On September 1, as I was driving my youngest son to the bus stop, we witnessed something so emblematic of our times. Passing a recently cleared lot on Lake Road, we observed a lone coyote standing in …
On September 1, as I was driving my youngest son to the bus stop, we witnessed something so emblematic of our times. Passing a recently cleared lot on Lake Road, we observed a lone coyote standing in what undoubtedly had only a few days prior been part of its home. This lot had been a thicket of brush and trees, a dense habitat for all sorts of wildlife. We slowed to watch more closely: His head turning from left to right, he seemed to be taking stock of what had happened. I imagine thoughts of food, shelter, and survival likely passed through his mind.
Our neck of the woods — the King/Brayton/Lake roads area — has seen a rash of development recently. From the new solar farm debacle* to the development of new sub-divisions, acres of habitat have been raised, drastically changing the landscape and creating even more pressures on wildlife. (*While renewable energy infrastructure is a critical part of mitigating the worse of what climate change is bringing to bear, it cannot come at the expense of habitat loss.)
When will communities figure out a way to incentivize landowners to not develop their “property”? When will we, as a society, begin to give our natural environment — the forests, the streams, the watersheds, the animals, the soil –—the inherent value and respect they deserve?
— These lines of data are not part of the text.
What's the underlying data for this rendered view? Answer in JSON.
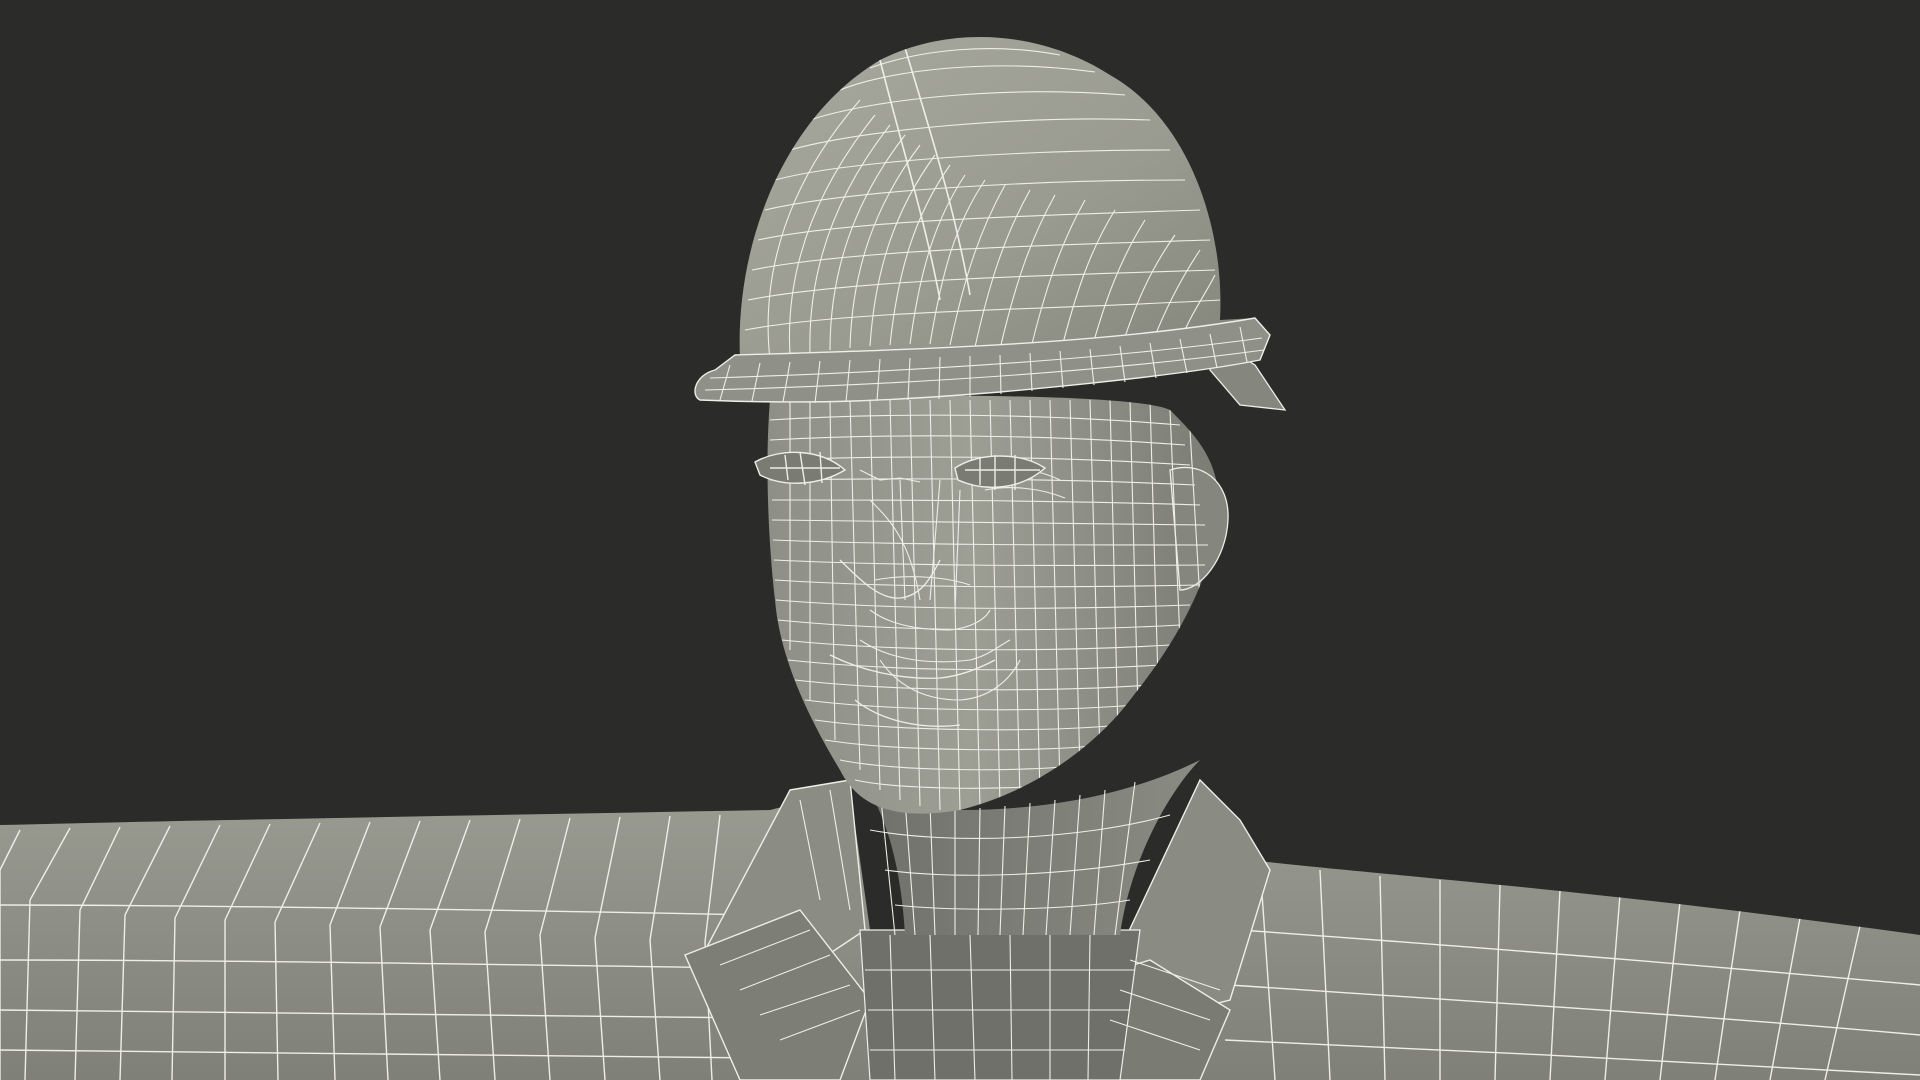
{
  "scene": {
    "subject": "wireframe-render",
    "colors": {
      "background": "#2b2b29",
      "surface_light": "#a6a79c",
      "surface_mid": "#8d8e84",
      "surface_dark": "#6d6e66",
      "wire": "#eeeee6"
    }
  }
}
When will we stop looking at the natural world as mere commodities to be exploited for economic gain?
Keeping eco-systems intact benefits all life – human and non-human – in many ways: Trees, plants, fungi and soil sequester carbon from the atmosphere, clean air, filter groundwater, and provide habitat to myriads of animal and insect species; Marshes, wetlands, and forests also help buffer our communities from storms, rising water levels, and flooding – all of which are forecasted to become more prevalent and damaging with climate change. Ponds, rivers, and other minor waterways provide critical marine habitats and nurture integrated systems of sustenance for all levels of creatures.
Further, on the municipal level, avoiding development and keeping eco-systems intact helps to limit strains on infrastructure and resources – from public works, to schools, to first responders. In our area, more homes mean more strains on our water table, putting wells at risk for entire neighborhoods.
And while efforts of organizations such as the Tiverton Land Trust, Tiverton Open Space Commission, Tiverton Conservation Commission, and others have been – and will continue to be – necessary, we must do more, especially when it comes to smaller, more distributed parcels of land that sit in our neighborhoods and are ripe for “development”. Short-sightedness focused solely on generating more tax revenue does not properly account for the environmental costs that come with clearing acres of land.
In a world where the one-two punch of climate change and biodiversity loss are creating crises of unprecedented proportion, every action our society takes (or doesn’t) has an effect. Business as usual no longer works. We must do better. Our future depends on it.